=== Work task ===
From the first line to the last, copy the material word for word; pictures stay out.

=== Recorded data ===
═══
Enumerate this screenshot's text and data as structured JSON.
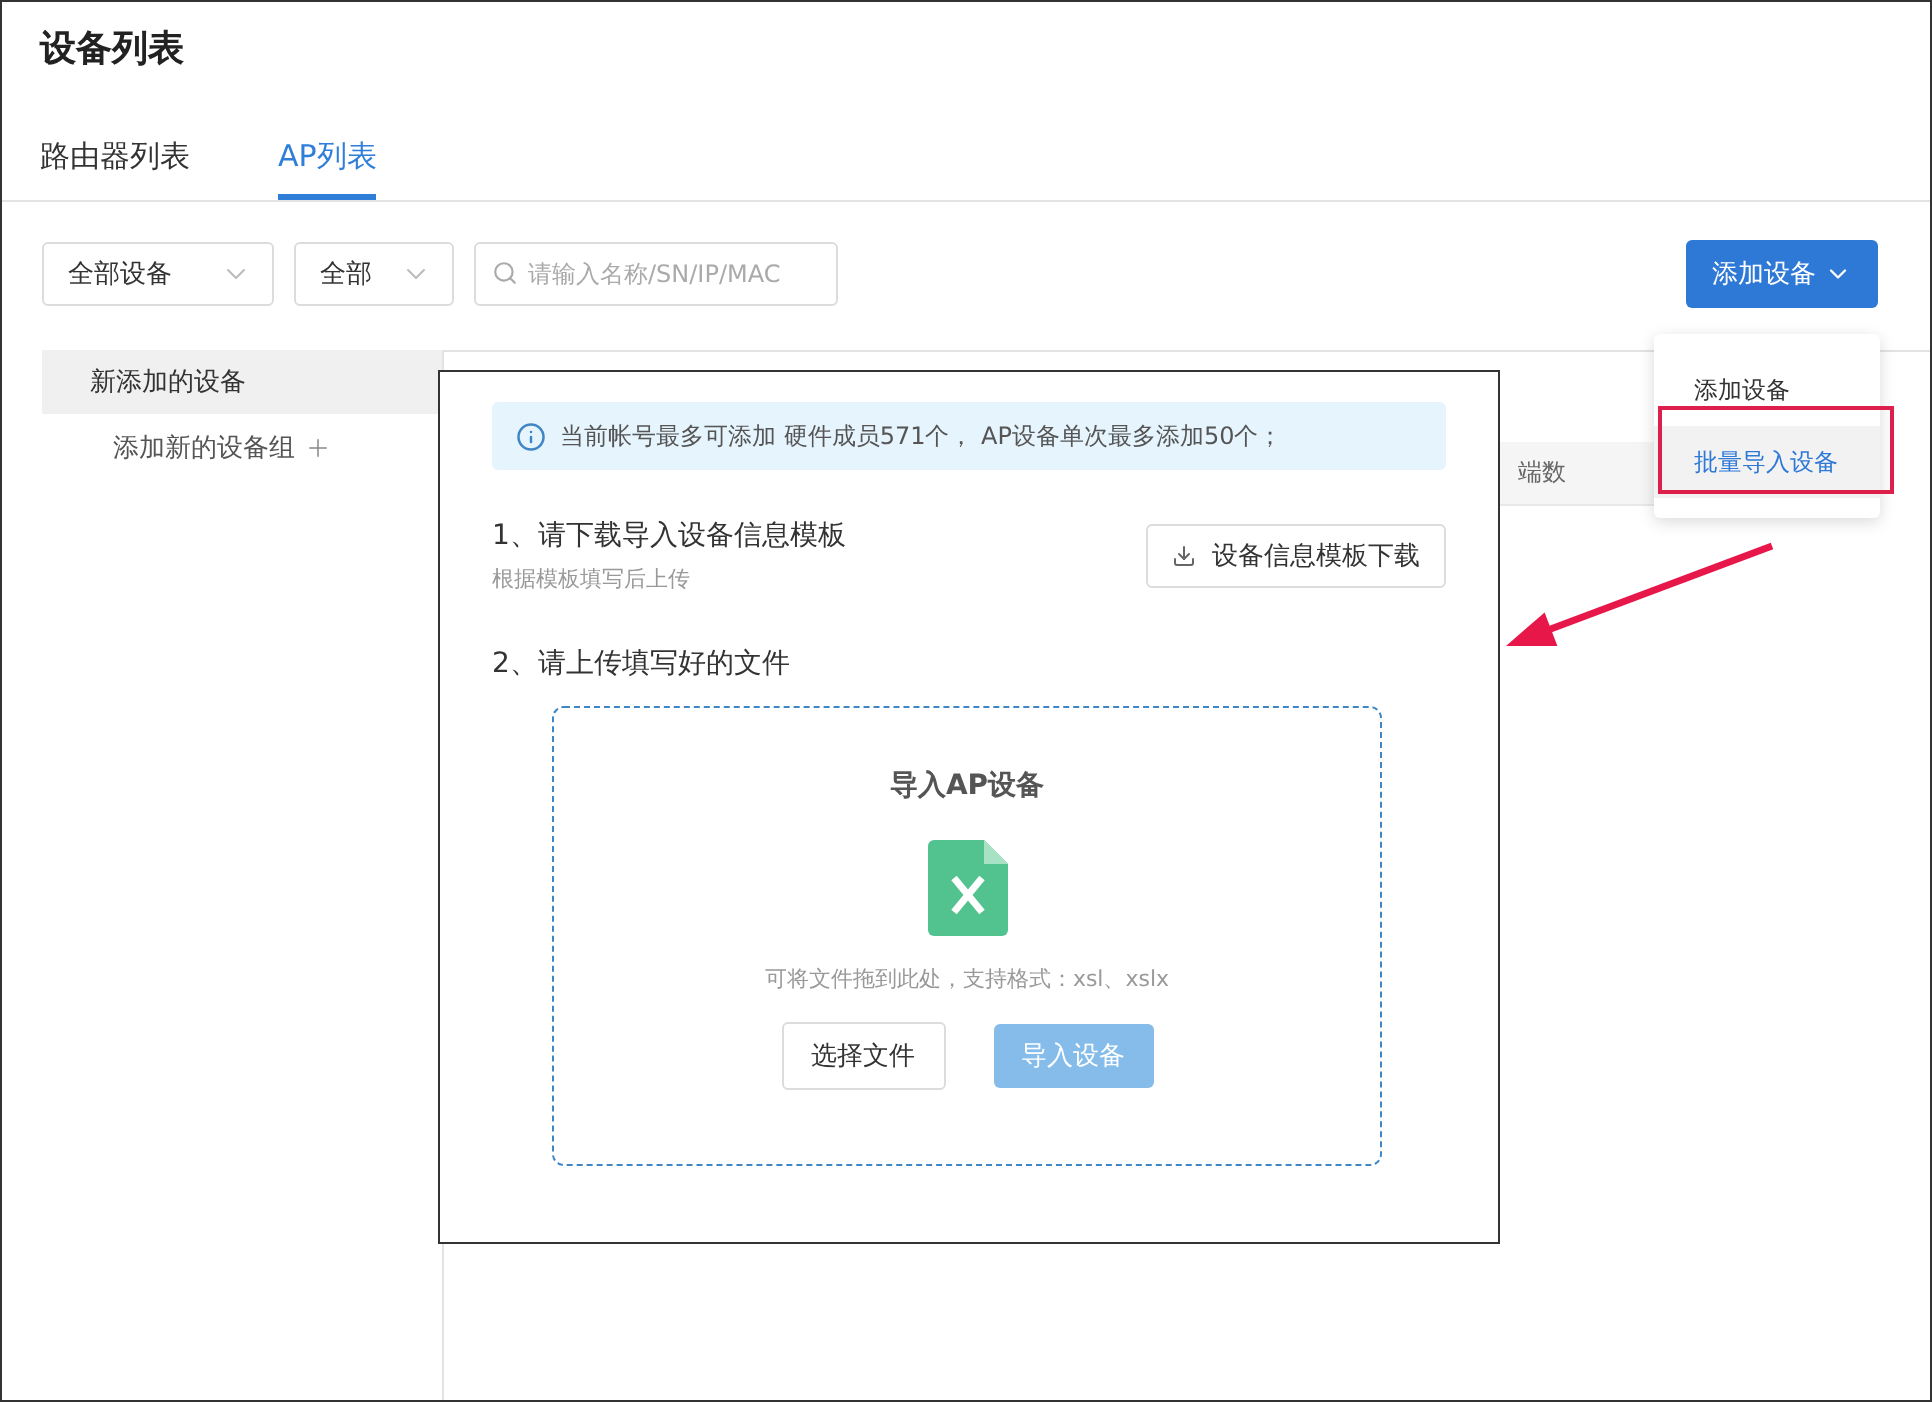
{
  "page": {
    "title": "设备列表"
  },
  "tabs": [
    {
      "label": "路由器列表",
      "selected": false
    },
    {
      "label": "AP列表",
      "selected": true
    }
  ],
  "filters": {
    "selects": [
      {
        "value": "全部设备"
      },
      {
        "value": "全部"
      }
    ],
    "search": {
      "placeholder": "请输入名称/SN/IP/MAC"
    }
  },
  "add_button": {
    "label": "添加设备",
    "expanded": true
  },
  "dropdown": {
    "items": [
      {
        "label": "添加设备",
        "selected": false
      },
      {
        "label": "批量导入设备",
        "selected": true
      }
    ]
  },
  "sidebar": {
    "items": [
      {
        "label": "新添加的设备",
        "selected": true
      }
    ],
    "add_group": "添加新的设备组"
  },
  "table": {
    "columns": [
      "端数"
    ]
  },
  "dialog": {
    "notice": "当前帐号最多可添加 硬件成员571个， AP设备单次最多添加50个；",
    "step_1": {
      "title": "1、请下载导入设备信息模板",
      "hint": "根据模板填写后上传",
      "button": "设备信息模板下载"
    },
    "step_2": {
      "title": "2、请上传填写好的文件"
    },
    "upload": {
      "title": "导入AP设备",
      "hint": "可将文件拖到此处，支持格式：xsl、xslx",
      "buttons": [
        {
          "label": "选择文件",
          "disabled": false
        },
        {
          "label": "导入设备",
          "disabled": true
        }
      ]
    }
  }
}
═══
=== Answer box ===
Enumerate this screenshot's text and data as structured JSON.
{
  "page": {
    "title": "设备列表"
  },
  "tabs": [
    {
      "label": "路由器列表",
      "selected": false
    },
    {
      "label": "AP列表",
      "selected": true
    }
  ],
  "filters": {
    "selects": [
      {
        "value": "全部设备"
      },
      {
        "value": "全部"
      }
    ],
    "search": {
      "placeholder": "请输入名称/SN/IP/MAC"
    }
  },
  "add_button": {
    "label": "添加设备",
    "expanded": true
  },
  "dropdown": {
    "items": [
      {
        "label": "添加设备",
        "selected": false
      },
      {
        "label": "批量导入设备",
        "selected": true
      }
    ]
  },
  "sidebar": {
    "items": [
      {
        "label": "新添加的设备",
        "selected": true
      }
    ],
    "add_group": "添加新的设备组"
  },
  "table": {
    "columns": [
      "端数"
    ]
  },
  "dialog": {
    "notice": "当前帐号最多可添加 硬件成员571个， AP设备单次最多添加50个；",
    "step_1": {
      "title": "1、请下载导入设备信息模板",
      "hint": "根据模板填写后上传",
      "button": "设备信息模板下载"
    },
    "step_2": {
      "title": "2、请上传填写好的文件"
    },
    "upload": {
      "title": "导入AP设备",
      "hint": "可将文件拖到此处，支持格式：xsl、xslx",
      "buttons": [
        {
          "label": "选择文件",
          "disabled": false
        },
        {
          "label": "导入设备",
          "disabled": true
        }
      ]
    }
  }
}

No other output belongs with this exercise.